Natural conditions of the Netherlands
As early as around 1000, simple culverts were used for drainage purposes in low-lying areas of the Netherlands. Four centuries later, the clay plains in the west and north of the country were interwoven with an elaborate network of dikes and canals. In the 15th to 17th centuries there was a great boom in the construction of windmills. They were used to drain water from the shallow lands behind the dams, resulting in “polders” – agricultural areas that lie below sea level. Steam pumps were introduced in the 19th century, with the help of which the Haarlemmermeer polder was acquired in 1852. At its northeastern tip lies the large international airport Schiphol, 4 m below sea level.
Surface of the Netherlands
According to Shoe-Wiki.com, the flat northern coast of the Netherlands is bordered by the long arc of the West Frisian Islands, enclosing the shallow wadden sea of the Waddenzee. Their northern coast is made up of up to 70 meters high and several kilometers wide bands of sandbanks and benches, which border low-lying polder areas behind them. The Waddenzee is separated from the now freshwater Ijsselmeer by the 32 km long Afsluitdijk.
The dyke was the first step in the implementation of a generous plan conceived as early as 1891 to gain land from the then Zuiderzee sea bay and connect the province of Noord-Holland with the northwestern province of Friesland (Friesland). While the dam was being built, the shallow bay of the Wieringermeer in the southwest dried up. In its place, one of the four large polders was created, which now occupy an area of more than 2000 km 2. Also, a significant part of the most populous provinces (Noord-Holland, Zuid-Holland) lies on the territory that was previously torn away by the sea.
In the province of Zeeland in the southwest, the rivers Rhine (Lek and Waal), Maas and Scheldt flow into the North Sea through a vast delta formed by their funnel-shaped mouths (estuaries) and islands. After the catastrophic flood of 1953, most of the estuaries and sea bays were closed, 32 km of new protective dykes and one entrance was blocked by a tidal barrage. Maritime traffic is served by a new waterway connecting Rotterdam to the sea, and the estuary of the river Scheldt, which provides access to the Belgian port of Antwerp.
Flat lowlands with clayey soils in the north give way inland and to the southeast to only slightly undulating terrain of sandy deposits. In the southernmost province of Limburg, a chalk plateau rises towards the Vaalserberg hill on the border with Belgium and Germany, which is the highest point in the Netherlands at 321 m.
The climate of the Netherlands
The climate is slightly oceanic.
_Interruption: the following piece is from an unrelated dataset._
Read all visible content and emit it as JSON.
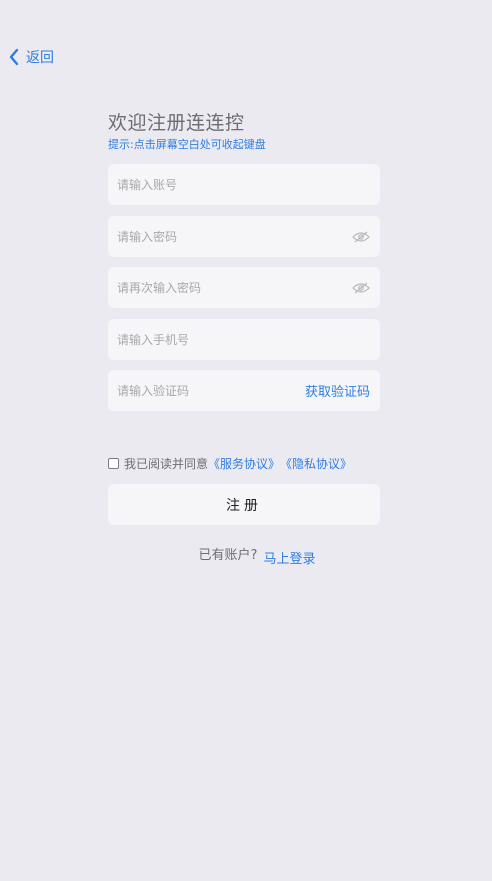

Summers are relatively cool, although some days can be very warm; winters are mostly mild and wet. Winds from the north can bring cold weather in spring, especially in the north and east of the country. Rain is frequent, but mostly light and evenly distributed throughout the year. Cloudiness and fog are typical for autumn.
Flora and fauna
Compared to prehistoric times, the extent of forests (now less than 9% of the area of the Netherlands) and swamps has greatly decreased. Most of the oak and birch stands in the east have been planted, as have the extensive coniferous and deciduous forests on the hills in the central Veluwe region. Much of the agricultural land is now occupied by commercial forest nurseries.
In the north, the Waddenzee Sea forms an interesting biogeographical complex with sandbars, wats and marshes. It is the most important wat (an area periodically flooded and exposed by the tide) in Western Europe, where many species of native and migratory birds, fish and crustaceans are found. The coastal dunes are covered by a specific grass growth of helm and other tough grasses, while the wats attract salt-loving rotlins such as the hornbill. The original fauna is represented by polder areas with occurring otters.
Thanks to its key position at the mouth of the Rhine, the Netherlands has become one of the most prosperous countries in Europe.
Dutch agriculture is the most intensive in the world in terms of yields and milk production. Predominantly family farms are relatively large and highly mechanized, but employ only slightly more than 2% of the workforce. About a quarter of the Netherlands is arable land and a third is pasture. Livestock production accounts for 70% of agricultural production. The main pig and cattle breeding areas are the coastal provinces of Friesland and Noord-Holland on opposite sides of the Ijsselmeer. The country is a traditional exporter of cheese, butter, poultry, eggs, bacon and other meat products. Food, including tobacco, represents more than 20% of the country’s export value.
A characteristic feature of the landscape, especially in the west, are fields where bulbous plants are grown. The Netherlands is the largest exporter of flower bulbs in the world. Also cut flowers – tulips, roses, chrysanthemums and lilies – are distributed worldwide.